Thousands attend memorial for Ethiopian Jews who died on way to Israel (The Jerusalem Post) At a ceremony Sunday memorializing those who perished en route from Ethiopia to Israel, Prime Minister Benjamin Netanyahu vowed to eradicate racism in Israeli society. “This is an alarming phenomenon among us. It’s something that is unacceptable,” he said at the national memorial ceremony held on Jerusalem’s Mount Herzl. “We are against this with all our might, and it has no place in Israel. You are the flesh of our flesh, an integral part of our nation, equal among equals...”
Vladimir Putin visits Mount Athos (BBC) Russian President Vladimir Putin has visited the monasteries at Mount Athos, in northern Greece, one of Orthodox Christianity’s holiest sites. Mr. Putin joined celebrations at the monastery of St Panteleimon to mark 1,000 years of Russian monks at Mount Athos. He was accompanied by Patriarch Kirill, head of the Russian Orthodox Church...
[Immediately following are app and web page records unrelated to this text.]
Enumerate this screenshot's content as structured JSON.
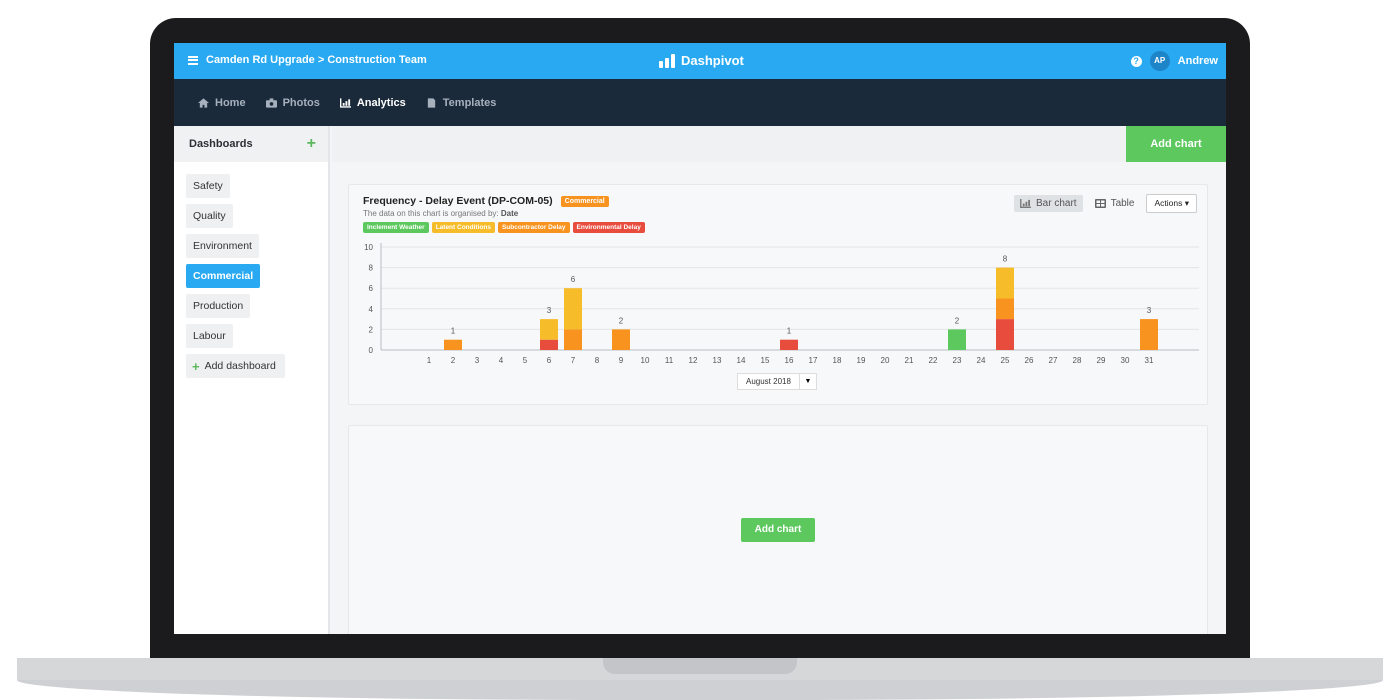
{
  "header": {
    "breadcrumb": "Camden Rd Upgrade > Construction Team",
    "brand": "Dashpivot",
    "help_icon": "?",
    "avatar_initials": "AP",
    "user_name": "Andrew",
    "color": "#28a9f1"
  },
  "nav": {
    "items": [
      {
        "label": "Home",
        "icon": "home-icon"
      },
      {
        "label": "Photos",
        "icon": "camera-icon"
      },
      {
        "label": "Analytics",
        "icon": "chart-icon",
        "active": true
      },
      {
        "label": "Templates",
        "icon": "document-icon"
      }
    ]
  },
  "sidebar": {
    "title": "Dashboards",
    "items": [
      "Safety",
      "Quality",
      "Environment",
      "Commercial",
      "Production",
      "Labour"
    ],
    "active": "Commercial",
    "add_label": "Add dashboard"
  },
  "main": {
    "add_chart_label": "Add chart"
  },
  "chart_card": {
    "title": "Frequency - Delay Event (DP-COM-05)",
    "tag": "Commercial",
    "subtitle_prefix": "The data on this chart is organised by:",
    "subtitle_value": "Date",
    "view_bar": "Bar chart",
    "view_table": "Table",
    "actions": "Actions",
    "month": "August 2018"
  },
  "empty_card": {
    "add_chart_label": "Add chart"
  },
  "chart_data": {
    "type": "bar",
    "stacked": true,
    "title": "Frequency - Delay Event (DP-COM-05)",
    "categories": [
      "1",
      "2",
      "3",
      "4",
      "5",
      "6",
      "7",
      "8",
      "9",
      "10",
      "11",
      "12",
      "13",
      "14",
      "15",
      "16",
      "17",
      "18",
      "19",
      "20",
      "21",
      "22",
      "23",
      "24",
      "25",
      "26",
      "27",
      "28",
      "29",
      "30",
      "31"
    ],
    "ylim": [
      0,
      10
    ],
    "yticks": [
      0,
      2,
      4,
      6,
      8,
      10
    ],
    "grid": true,
    "series": [
      {
        "name": "Environmental Delay",
        "color": "#e84c3d",
        "values": [
          0,
          0,
          0,
          0,
          0,
          1,
          0,
          0,
          0,
          0,
          0,
          0,
          0,
          0,
          0,
          1,
          0,
          0,
          0,
          0,
          0,
          0,
          0,
          0,
          3,
          0,
          0,
          0,
          0,
          0,
          0
        ]
      },
      {
        "name": "Subcontractor Delay",
        "color": "#f7931e",
        "values": [
          0,
          1,
          0,
          0,
          0,
          0,
          2,
          0,
          2,
          0,
          0,
          0,
          0,
          0,
          0,
          0,
          0,
          0,
          0,
          0,
          0,
          0,
          0,
          0,
          2,
          0,
          0,
          0,
          0,
          0,
          3
        ]
      },
      {
        "name": "Latent Conditions",
        "color": "#f7bc2a",
        "values": [
          0,
          0,
          0,
          0,
          0,
          2,
          4,
          0,
          0,
          0,
          0,
          0,
          0,
          0,
          0,
          0,
          0,
          0,
          0,
          0,
          0,
          0,
          0,
          0,
          3,
          0,
          0,
          0,
          0,
          0,
          0
        ]
      },
      {
        "name": "Inclement Weather",
        "color": "#5cc85e",
        "values": [
          0,
          0,
          0,
          0,
          0,
          0,
          0,
          0,
          0,
          0,
          0,
          0,
          0,
          0,
          0,
          0,
          0,
          0,
          0,
          0,
          0,
          0,
          2,
          0,
          0,
          0,
          0,
          0,
          0,
          0,
          0
        ]
      }
    ],
    "legend_order": [
      "Inclement Weather",
      "Latent Conditions",
      "Subcontractor Delay",
      "Environmental Delay"
    ],
    "totals": [
      0,
      1,
      0,
      0,
      0,
      3,
      6,
      0,
      2,
      0,
      0,
      0,
      0,
      0,
      0,
      1,
      0,
      0,
      0,
      0,
      0,
      0,
      2,
      0,
      8,
      0,
      0,
      0,
      0,
      0,
      3
    ]
  }
}
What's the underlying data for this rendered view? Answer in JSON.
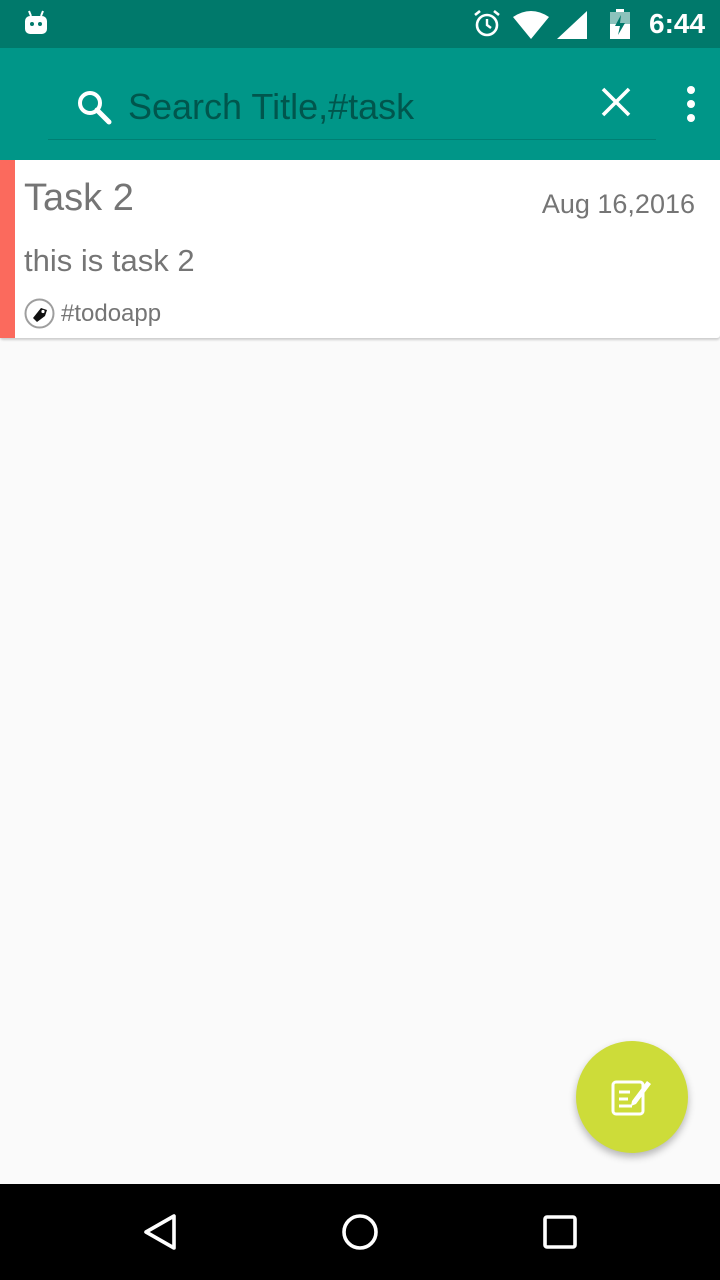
{
  "status_bar": {
    "time": "6:44",
    "icons": [
      "android-icon",
      "alarm-icon",
      "wifi-icon",
      "signal-icon",
      "battery-icon"
    ]
  },
  "app_bar": {
    "search": {
      "placeholder": "Search Title,#task",
      "value": ""
    },
    "icons": [
      "search-icon",
      "close-icon",
      "overflow-menu-icon"
    ]
  },
  "tasks": [
    {
      "title": "Task 2",
      "date": "Aug 16,2016",
      "description": "this is task 2",
      "tag": "#todoapp",
      "priority_color": "#fb6a5d"
    }
  ],
  "fab": {
    "icon": "edit-note-icon"
  },
  "nav_bar": {
    "icons": [
      "back-icon",
      "home-icon",
      "recents-icon"
    ]
  },
  "colors": {
    "status_bar": "#00796b",
    "app_bar": "#009688",
    "fab": "#cddc39",
    "background": "#fafafa",
    "text_secondary": "#757575"
  }
}
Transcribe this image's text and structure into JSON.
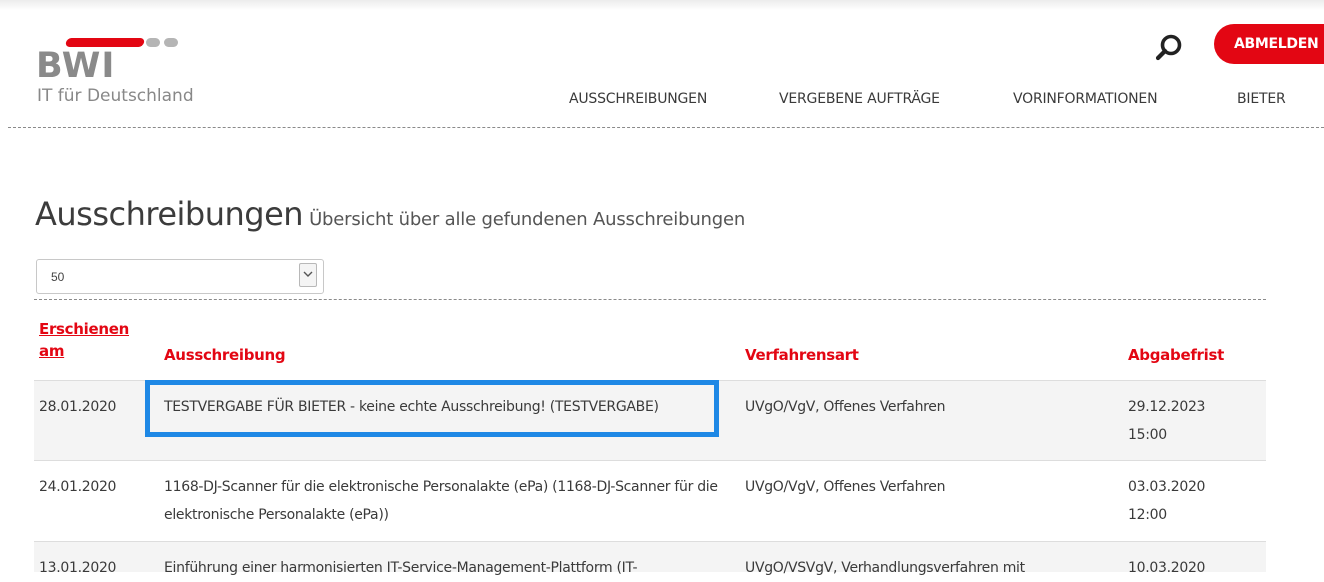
{
  "header": {
    "logo_text": "BWI",
    "tagline": "IT für Deutschland",
    "search_icon": "search-icon",
    "logout_label": "ABMELDEN",
    "nav": [
      "AUSSCHREIBUNGEN",
      "VERGEBENE AUFTRÄGE",
      "VORINFORMATIONEN",
      "BIETER"
    ]
  },
  "page": {
    "title": "Ausschreibungen",
    "subtitle": "Übersicht über alle gefundenen Ausschreibungen"
  },
  "pagesize": {
    "selected": "50"
  },
  "table": {
    "headers": [
      "Erschienen am",
      "Ausschreibung",
      "Verfahrensart",
      "Abgabefrist"
    ],
    "rows": [
      {
        "date": "28.01.2020",
        "title": "TESTVERGABE FÜR BIETER - keine echte Ausschreibung! (TESTVERGABE)",
        "procedure": "UVgO/VgV, Offenes Verfahren",
        "deadline": "29.12.2023 15:00"
      },
      {
        "date": "24.01.2020",
        "title": "1168-DJ-Scanner für die elektronische Personalakte (ePa) (1168-DJ-Scanner für die elektronische Personalakte (ePa))",
        "procedure": "UVgO/VgV, Offenes Verfahren",
        "deadline": "03.03.2020 12:00"
      },
      {
        "date": "13.01.2020",
        "title": "Einführung einer harmonisierten IT-Service-Management-Plattform (IT-",
        "procedure": "UVgO/VSVgV, Verhandlungsverfahren mit",
        "deadline": "10.03.2020"
      }
    ]
  },
  "colors": {
    "accent": "#e30613",
    "highlight": "#1e88e5"
  }
}
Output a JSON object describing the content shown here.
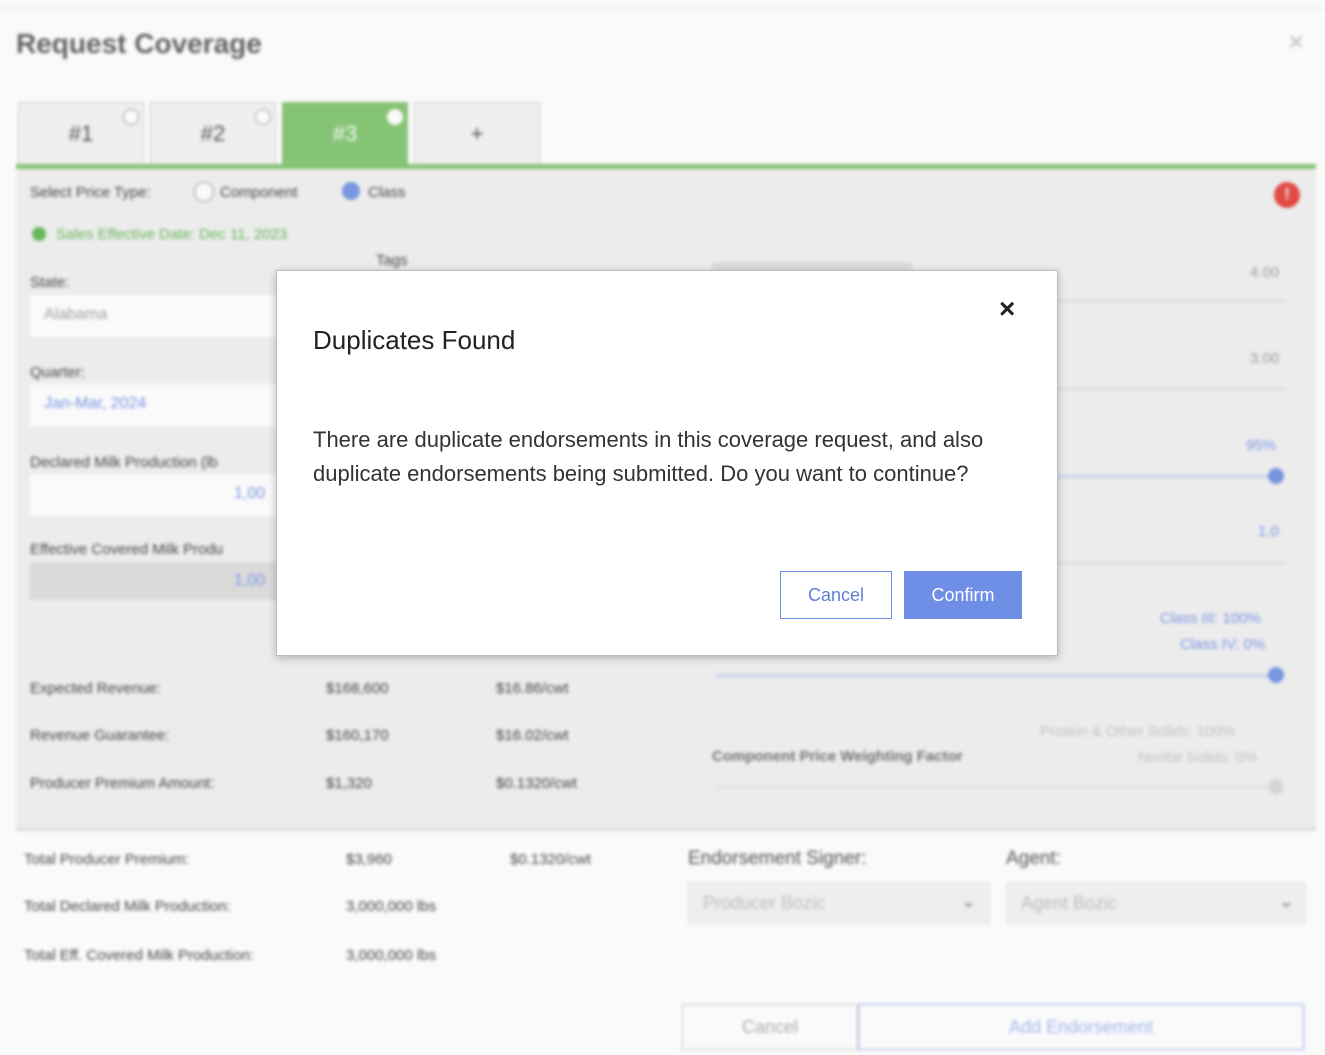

2 June 2016
Sister Ayelech Gebeyehu helps administer a church-funded school food program for children who lack the means for daily lunch. (photo: Petterik Wiggers)
If you want to find a real CNEWA hero, consider looking in Bahir Dar, Ethiopia, where a woman named Sister Ayelech Gebeyehu oversees nearly 1,000 children at the Blessed Gebremichael Catholic School.
A member of the Daughters of Charity, Sister Ayelech has a special mission to “serve the poorest of the poor.” This includes making regular visits to 30 poor families, whose children attend the school. Some of the parents have tested positive for H.I.V., the virus that causes AIDS.
She told us some of her story several months ago:
My work brings me satisfaction. The children continue studying, and some of them go to university. But it is first the will of God that is most important to me. God is very good to me. He made so many things happen to me in my life, so many things that I couldn’t have done by myself. God is always with me. Every day, he is with me.
I think God has given me the gift to lead. But I have struggled to lead, to reach this place. I have made a lot of mistakes, many times. Every day is a struggle. Every day we are trying to change. We are trying to live for God. We fail on a daily basis. We argue with the sisters. We argue with people in the work place. In spite of all this, forgiveness is there — we forgive each other. We are trying to do our work for God. We try to help each other in our spiritual life and in community life, too.
Her commitment and love for the people she serves is heroic — and, we think, even holy.
To help support Sister Ayelech, visit this link. And please keep her and her people in your prayers.
Tags: Ethiopia Children Sisters Catholic education